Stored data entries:
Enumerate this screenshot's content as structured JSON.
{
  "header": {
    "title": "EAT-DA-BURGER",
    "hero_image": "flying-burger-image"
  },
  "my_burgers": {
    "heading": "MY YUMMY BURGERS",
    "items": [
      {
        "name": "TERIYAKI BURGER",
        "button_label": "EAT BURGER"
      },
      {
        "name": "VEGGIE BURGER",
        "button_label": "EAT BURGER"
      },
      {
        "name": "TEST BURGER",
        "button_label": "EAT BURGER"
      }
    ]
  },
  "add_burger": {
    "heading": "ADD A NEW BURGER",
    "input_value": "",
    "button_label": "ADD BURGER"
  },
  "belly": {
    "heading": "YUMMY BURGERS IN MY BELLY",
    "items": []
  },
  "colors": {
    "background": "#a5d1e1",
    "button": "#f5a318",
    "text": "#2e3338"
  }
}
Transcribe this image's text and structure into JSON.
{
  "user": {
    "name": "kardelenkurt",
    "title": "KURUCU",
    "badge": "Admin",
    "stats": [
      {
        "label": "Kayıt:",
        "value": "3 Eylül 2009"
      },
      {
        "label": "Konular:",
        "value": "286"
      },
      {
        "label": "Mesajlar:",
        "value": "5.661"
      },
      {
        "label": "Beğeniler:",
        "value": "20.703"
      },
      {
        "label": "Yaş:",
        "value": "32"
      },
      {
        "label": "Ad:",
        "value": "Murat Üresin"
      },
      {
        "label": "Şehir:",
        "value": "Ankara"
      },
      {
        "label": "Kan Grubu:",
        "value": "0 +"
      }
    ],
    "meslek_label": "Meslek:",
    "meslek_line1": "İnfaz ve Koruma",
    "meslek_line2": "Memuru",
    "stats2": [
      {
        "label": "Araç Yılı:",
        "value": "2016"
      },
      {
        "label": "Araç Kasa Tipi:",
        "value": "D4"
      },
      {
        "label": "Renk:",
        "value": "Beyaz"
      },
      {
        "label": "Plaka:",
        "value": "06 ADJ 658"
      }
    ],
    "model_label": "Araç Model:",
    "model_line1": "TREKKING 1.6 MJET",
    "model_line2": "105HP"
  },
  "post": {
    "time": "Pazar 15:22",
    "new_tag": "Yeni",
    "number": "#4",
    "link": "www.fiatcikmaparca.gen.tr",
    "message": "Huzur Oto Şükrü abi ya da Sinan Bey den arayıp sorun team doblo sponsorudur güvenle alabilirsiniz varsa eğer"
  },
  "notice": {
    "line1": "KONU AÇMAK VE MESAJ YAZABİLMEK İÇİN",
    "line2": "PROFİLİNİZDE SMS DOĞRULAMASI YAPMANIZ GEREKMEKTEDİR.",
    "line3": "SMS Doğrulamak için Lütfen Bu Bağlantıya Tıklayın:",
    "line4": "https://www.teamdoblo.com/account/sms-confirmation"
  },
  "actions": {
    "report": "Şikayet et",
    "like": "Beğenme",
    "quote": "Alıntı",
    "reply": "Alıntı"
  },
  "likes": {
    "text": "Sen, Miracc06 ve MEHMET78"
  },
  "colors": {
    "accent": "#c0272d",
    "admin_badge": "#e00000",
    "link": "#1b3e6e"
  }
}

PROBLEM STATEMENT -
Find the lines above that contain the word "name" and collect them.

EXERCISE OUTPUT -
        "name": "TERIYAKI BURGER",
        "name": "VEGGIE BURGER",
        "name": "TEST BURGER",
    "name": "kardelenkurt",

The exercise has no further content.